Naggar is a very pleasant place, often sadly overlooked by travellers making a beeline for Manali. The relaxed atmosphere, refreshing elevation, stunning views and a variety of interesting sites combine to make it an excellent spot to while away a few days.
Himachal’s main tourist resort, MANALI, stands at the head of the Kullu Valley, 108km north of Mandi. Despite lying at the heart of the region’s highest mountain range, it remains easily accessible by road from the plains; after one hour on a plane and a short hop by road, or sixteen hours on a bus from Delhi, you could be staring from your hotel veranda across apple orchards and thick pine forests to the snowfields of Solang Nala, which shine a tantalizing stone’s throw away to the north. Manali has become increasingly popular with domestic tourists (more than five million annually), and now greets an eclectic mix of honeymooners, holiday-makers, hippies, trekkers and traders.
The Manali that lured travellers in the 1970s has certainly changed, although the majestic mountain scenery, thermal springs and quality charas can still be enjoyed. Old Manali retains some of its atmosphere, and the village of Vashisht across the valley, with its increasing number of guesthouses and cafés, has become a popular place to chill out.
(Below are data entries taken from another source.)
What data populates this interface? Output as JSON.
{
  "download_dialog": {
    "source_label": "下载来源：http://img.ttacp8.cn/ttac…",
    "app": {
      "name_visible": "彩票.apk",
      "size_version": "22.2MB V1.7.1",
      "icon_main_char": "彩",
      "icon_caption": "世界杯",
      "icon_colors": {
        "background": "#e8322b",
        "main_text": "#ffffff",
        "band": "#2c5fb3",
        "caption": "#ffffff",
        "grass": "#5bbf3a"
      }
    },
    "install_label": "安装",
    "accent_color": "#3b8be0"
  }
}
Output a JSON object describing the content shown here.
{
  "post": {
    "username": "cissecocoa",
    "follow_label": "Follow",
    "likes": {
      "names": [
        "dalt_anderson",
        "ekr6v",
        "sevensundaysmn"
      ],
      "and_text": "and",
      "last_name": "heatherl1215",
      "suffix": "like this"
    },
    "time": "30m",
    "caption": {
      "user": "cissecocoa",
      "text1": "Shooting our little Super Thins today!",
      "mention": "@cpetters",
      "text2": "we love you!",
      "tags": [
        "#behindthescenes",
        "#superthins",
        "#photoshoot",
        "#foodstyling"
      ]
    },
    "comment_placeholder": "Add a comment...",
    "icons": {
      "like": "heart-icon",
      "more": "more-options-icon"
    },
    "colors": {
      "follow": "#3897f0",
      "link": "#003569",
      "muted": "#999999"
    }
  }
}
For those preferring to venture into the mountains, Manali makes an ideal trekking base for short hikes and serious expeditions, and countless agencies can help put a package together for you. The relaxing hotels in Manali’s cleaner, greener outskirts, and dozens of sociable cafés and restaurants ranged around a well-stocked bazaar, provide a welcome relief from the rigours of the mountain trails. As well as treks around Manali you can also explore the Kullu Valley.
Famous for its sweeping valley views and sulphurous hot-water springs, the ever-expanding village of VASHISHT, 3km northeast of Manali, is an amorphous jumble of traditional timber houses and modern concrete cubes, divided by paved courtyards and narrow muddy lanes. It is the epicentre of the local budget travellers’ scene, with a good choice of guesthouses and cafés. The tranquil and traditional atmosphere is only interrupted by the occasional rave that takes place in the woods, or if the weather is poor, in one or two obliging hotels.
The only place for a hot soak is in the bathing pools of Vashisht’s ancient temple, which is far more atmospheric anyway. Divided into separate sections for men and women, they attract a decidedly mixed crowd of Hindu pilgrims, Western hippies, semi-naked sadhus and groups of local kids.
Vashisht boasts two old stone temples, opposite each other above the main square and dedicated to the local patron saint Vashishta, guru of Raghunathji. The smaller of the two opens onto a partially covered courtyard and is adorned with elaborate woodcarvings. Those lining the interior of the shrine, blackened by years of oil-lamp and dhoop smoke, are worth checking out.